**Problem to work on:** Reproduce the records below exactly as given.

Records supplied Start Marker

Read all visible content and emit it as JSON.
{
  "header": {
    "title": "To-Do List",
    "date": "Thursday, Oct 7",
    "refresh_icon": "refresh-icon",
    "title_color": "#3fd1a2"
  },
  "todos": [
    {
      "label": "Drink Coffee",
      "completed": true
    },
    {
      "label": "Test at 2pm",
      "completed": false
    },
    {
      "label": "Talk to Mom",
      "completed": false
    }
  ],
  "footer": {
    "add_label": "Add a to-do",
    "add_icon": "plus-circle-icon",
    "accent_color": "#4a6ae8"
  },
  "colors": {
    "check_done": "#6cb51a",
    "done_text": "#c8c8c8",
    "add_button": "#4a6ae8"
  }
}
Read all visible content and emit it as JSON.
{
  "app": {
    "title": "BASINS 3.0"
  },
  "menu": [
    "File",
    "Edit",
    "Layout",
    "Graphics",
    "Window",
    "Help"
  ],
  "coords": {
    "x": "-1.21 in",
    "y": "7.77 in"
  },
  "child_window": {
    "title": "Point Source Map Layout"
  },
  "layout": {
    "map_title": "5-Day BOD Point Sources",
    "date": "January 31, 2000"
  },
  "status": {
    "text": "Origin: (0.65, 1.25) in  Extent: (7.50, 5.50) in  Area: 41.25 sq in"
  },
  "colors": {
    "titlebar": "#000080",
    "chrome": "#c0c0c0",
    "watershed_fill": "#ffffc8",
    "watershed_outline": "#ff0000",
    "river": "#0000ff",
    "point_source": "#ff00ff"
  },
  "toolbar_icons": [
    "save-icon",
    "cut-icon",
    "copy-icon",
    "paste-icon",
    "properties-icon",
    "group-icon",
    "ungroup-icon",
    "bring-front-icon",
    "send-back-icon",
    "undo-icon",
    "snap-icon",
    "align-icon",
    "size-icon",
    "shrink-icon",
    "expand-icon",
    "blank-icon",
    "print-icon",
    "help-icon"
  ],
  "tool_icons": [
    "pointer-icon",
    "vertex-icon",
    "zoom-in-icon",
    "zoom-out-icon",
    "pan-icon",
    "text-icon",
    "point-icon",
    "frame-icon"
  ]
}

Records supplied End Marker

**Output for this task:**
Read all visible content and emit it as JSON.
{
  "header": {
    "title": "To-Do List",
    "date": "Thursday, Oct 7",
    "refresh_icon": "refresh-icon",
    "title_color": "#3fd1a2"
  },
  "todos": [
    {
      "label": "Drink Coffee",
      "completed": true
    },
    {
      "label": "Test at 2pm",
      "completed": false
    },
    {
      "label": "Talk to Mom",
      "completed": false
    }
  ],
  "footer": {
    "add_label": "Add a to-do",
    "add_icon": "plus-circle-icon",
    "accent_color": "#4a6ae8"
  },
  "colors": {
    "check_done": "#6cb51a",
    "done_text": "#c8c8c8",
    "add_button": "#4a6ae8"
  }
}
Read all visible content and emit it as JSON.
{
  "app": {
    "title": "BASINS 3.0"
  },
  "menu": [
    "File",
    "Edit",
    "Layout",
    "Graphics",
    "Window",
    "Help"
  ],
  "coords": {
    "x": "-1.21 in",
    "y": "7.77 in"
  },
  "child_window": {
    "title": "Point Source Map Layout"
  },
  "layout": {
    "map_title": "5-Day BOD Point Sources",
    "date": "January 31, 2000"
  },
  "status": {
    "text": "Origin: (0.65, 1.25) in  Extent: (7.50, 5.50) in  Area: 41.25 sq in"
  },
  "colors": {
    "titlebar": "#000080",
    "chrome": "#c0c0c0",
    "watershed_fill": "#ffffc8",
    "watershed_outline": "#ff0000",
    "river": "#0000ff",
    "point_source": "#ff00ff"
  },
  "toolbar_icons": [
    "save-icon",
    "cut-icon",
    "copy-icon",
    "paste-icon",
    "properties-icon",
    "group-icon",
    "ungroup-icon",
    "bring-front-icon",
    "send-back-icon",
    "undo-icon",
    "snap-icon",
    "align-icon",
    "size-icon",
    "shrink-icon",
    "expand-icon",
    "blank-icon",
    "print-icon",
    "help-icon"
  ],
  "tool_icons": [
    "pointer-icon",
    "vertex-icon",
    "zoom-in-icon",
    "zoom-out-icon",
    "pan-icon",
    "text-icon",
    "point-icon",
    "frame-icon"
  ]
}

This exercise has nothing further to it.